The ocean beach we visited on Sunday had the most fantastic surf. Big, wide rollers, breaking just meters from the shore, ideal for body surfing. Or so I used to think when I was about 15. Back then, on my favourite Hong Kong beach, I liked nothing better than standing just far enough out to catch a wave, paddle in on the crest, and come crashing down onto the sand in the shallows. There was something exhilarating about it, and I could do it for hours. When I went to bed at night, I could feel the motion and swell of the waves in my sleep.
I used to scoff at my mum and the other women, who never swam in the sea when it was rough and certainly didn't body surf. It was always the Dads and the teens who went in, while the Mums sat sedately on their beach towels reading magazines and chatting.

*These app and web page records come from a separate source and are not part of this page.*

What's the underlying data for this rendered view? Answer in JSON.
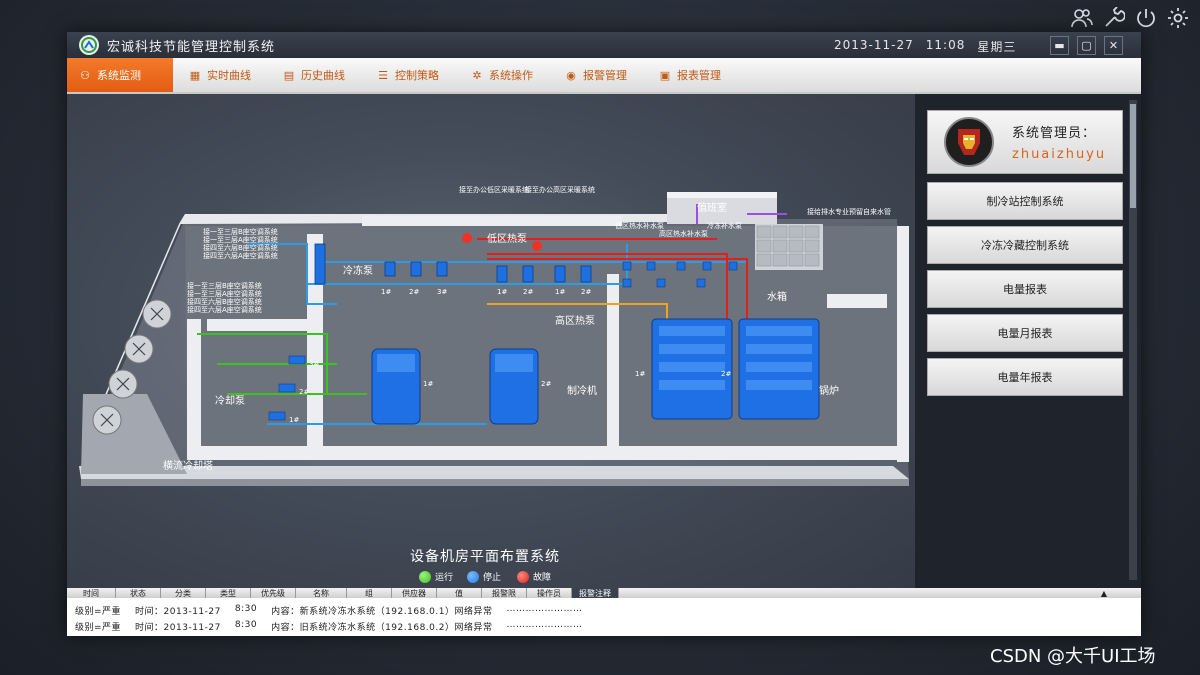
{
  "window": {
    "title": "宏诚科技节能管理控制系统",
    "date": "2013-11-27",
    "time": "11:08",
    "weekday": "星期三"
  },
  "desktop_icons": [
    "users-icon",
    "wrench-icon",
    "power-icon",
    "gear-icon"
  ],
  "nav": {
    "tabs": [
      {
        "label": "系统监测",
        "icon": "monitor-icon",
        "active": true
      },
      {
        "label": "实时曲线",
        "icon": "chart-icon"
      },
      {
        "label": "历史曲线",
        "icon": "history-icon"
      },
      {
        "label": "控制策略",
        "icon": "list-icon"
      },
      {
        "label": "系统操作",
        "icon": "gear-icon"
      },
      {
        "label": "报警管理",
        "icon": "alarm-icon"
      },
      {
        "label": "报表管理",
        "icon": "report-icon"
      }
    ]
  },
  "sidebar": {
    "user_label": "系统管理员：",
    "user_name": "zhuaizhuyu",
    "buttons": [
      "制冷站控制系统",
      "冷冻冷藏控制系统",
      "电量报表",
      "电量月报表",
      "电量年报表"
    ]
  },
  "plan": {
    "caption": "设备机房平面布置系统",
    "legend": [
      {
        "label": "运行",
        "color": "#3cc21f"
      },
      {
        "label": "停止",
        "color": "#1e7fe6"
      },
      {
        "label": "故障",
        "color": "#e0201c"
      }
    ],
    "labels": {
      "chilled_pump": "冷冻泵",
      "low_zone": "低区热泵",
      "high_zone": "高区热泵",
      "duty_room": "值班室",
      "water_tank": "水箱",
      "chiller": "制冷机",
      "boiler": "锅炉",
      "cooling_pump": "冷却泵",
      "cooling_tower": "横流冷却塔",
      "low_refill": "低区热水补水泵",
      "high_refill": "高区热水补水泵",
      "cold_refill": "冷冻补水泵",
      "office_low": "接至办公低区采暖系统",
      "office_high": "接至办公高区采暖系统",
      "drain": "接给排水专业预留自来水管",
      "ac_left_1": "接一至三层B座空调系统",
      "ac_left_2": "接一至三层A座空调系统",
      "ac_left_3": "接四至六层B座空调系统",
      "ac_left_4": "接四至六层A座空调系统",
      "ac_left_5": "接一至三层B座空调系统",
      "ac_left_6": "接一至三层A座空调系统",
      "ac_left_7": "接四至六层B座空调系统",
      "ac_left_8": "接四至六层A座空调系统",
      "n1": "1#",
      "n2": "2#",
      "n3": "3#"
    }
  },
  "log": {
    "columns": [
      "时间",
      "状态",
      "分类",
      "类型",
      "优先级",
      "名称",
      "组",
      "供应器",
      "值",
      "报警限",
      "操作员",
      "报警注释"
    ],
    "rows": [
      {
        "level": "级别=严重",
        "time": "时间：2013-11-27",
        "clock": "8:30",
        "content": "内容：新系统冷冻水系统（192.168.0.1）网络异常",
        "dots": "……………………"
      },
      {
        "level": "级别=严重",
        "time": "时间：2013-11-27",
        "clock": "8:30",
        "content": "内容：旧系统冷冻水系统（192.168.0.2）网络异常",
        "dots": "……………………"
      }
    ]
  },
  "watermark": "CSDN @大千UI工场"
}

And now? I stand there in the shallows, just out of reach of the crashing of the waves. I know that the best place to swim would be further out, where you can swim through the waves or body surf, but something is preventing me. I have lost my nerve. What was once enticing and thrilling now seems frightening. Fear of drowning, fear of being dragged out to sea by a current, whatever it is makes me apprehensive about going in. It takes me a good 15 minutes to summon up the courage, and then I go in for about five. But I am constantly on my guard for big waves breaking over my head, and I am fairly relieved to get out, although it still feels good afterwards with the salt on my skin drying in the ocean breeze.
So what has changed? Is it motherhood that makes us fearful- a knowledge of responsibility for someone other than just ourself? Is it more awareness of the bad things that could happen; more stories of drowning, related over the years; more ridiculous shark films? Or is it a more mundane fear of coming out of the sea looking dishevelled and pummelled by the waves, bathing suit hanging half off, unbefitting of a mother of two? Maybe I'm more happy just paddling on the edge with the Littleboys, or swimming in the calmer sea of Long Island Sound.
I'm not sure, but what I do see on the beach is Dads, kids and teenagers swimming in the surf. And hardly any women aged over about 20. Somewhere, somehow, we lose our nerve.